Importance of women in the law
First, the law is diverse in nature and should be applied to all people equally across all aspects of social diversity. This principle is evident in the different types of law that exist, ranging from criminal, tort, family, and others in Cambodia. The law's main purpose is to seek justice, uphold equality and provide safety and security in the country. Some lawyers represent different categories of people and different aspects of the laws, meaning the inclusion of women in the legal profession is needed.
Second, women working in the judicial system can act as role models for other women who are passionate about pursuing a career in law. Many young women hope to have a successful career in law where they can use the platforms they have to achieve justice and equality for all. If these group of young people sees that there is equality, they will work even harder to achieve their goals. And, at least, they will have people whom they can look up to.
Lastly, there are endless possibilities that can come from the equality of women in the legal profession. Margaret Mead stated, "Never underestimate the ability of a small, dedicated group of people to change the world; indeed, it's the only thing that ever has." Relating her quote to the equality of women in the legal profession, it is without a doubt that much more can be achieved when women are included and well-represented in the legal profession.
International and National Policy Framework for Women's Empowerment

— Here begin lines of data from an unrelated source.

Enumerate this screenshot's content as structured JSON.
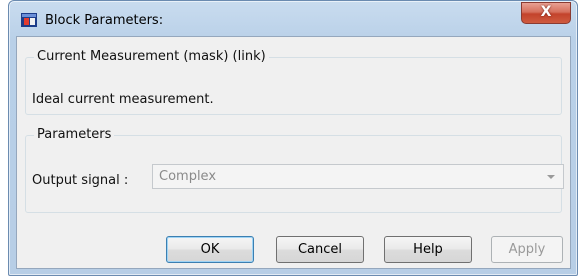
{
  "window": {
    "title": "Block Parameters:"
  },
  "title_controls": {
    "close_glyph": "X"
  },
  "block_group": {
    "legend": "Current Measurement (mask) (link)",
    "description": "Ideal current measurement."
  },
  "parameters_group": {
    "legend": "Parameters",
    "output_signal": {
      "label": "Output signal :",
      "value": "Complex"
    }
  },
  "buttons": {
    "ok": "OK",
    "cancel": "Cancel",
    "help": "Help",
    "apply": "Apply"
  },
  "colors": {
    "titlebar": "#b9d0e8",
    "close": "#c3432c",
    "client": "#f0f0f0"
  },
  "icons": {
    "app": "simulink-block-icon",
    "close": "close-icon",
    "dropdown": "chevron-down-icon"
  }
}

Women are legally entitled to participate in all careers, including legal professions, without discrimination. These rights are stipulated in both international and national legal frameworks. At the international level, conventions and international instruments set out the grounds for States to ensure the equality of men and women to enjoy all civil, political, economic, and social activities. At the national level, the Cambodian government has enacted relevant laws, and national action plans to promote gender equality, such as Neary Rattanak, which formulates national policy frameworks to promote women's participation in key priority areas and sectors.
Although there are laws, policies, and regulations set out by the Royal Government of Cambodia (RGC), women's underrepresentation still exists in legal professions. There are two ways that governments can ensure women's participation in the law and promote women in pursuing legal professions. The RGC should allocate an adequate national budget to promote women in the law, for instance, by providing training and scholarships for their capacity building. It should be introduced and actively implemented to eradicate gendered bullying and discrimination in the legal profession. Besides, the government should promote, train and place lawyers or legal professionals to handle "gender-specific issues."
Gender-specific issues should be handled by any legal professional who knows how to handle the case without traumatising the victims. According to Seng Reasey, from the women's rights organization Silaka, the lack of women's representation impacts court cases involving abuse. She cited a case related to a 5-year-old girl who was allegedly raped by her neighbor. The court kept asking her to recount the whole story, bringing her another nightmare when she could not answer. Ultimately, the case was dropped by the family, not wanting the young girl to keep reliving the experience. This is an issue that the RGC should consider to strengthen its judicial system to ensure that victims and survivors are not revictimized through the legal process.
About the author: Sreynou is Campaign & Research Intern at Klahaan and is completing her undergraduate law degree at ELBBL.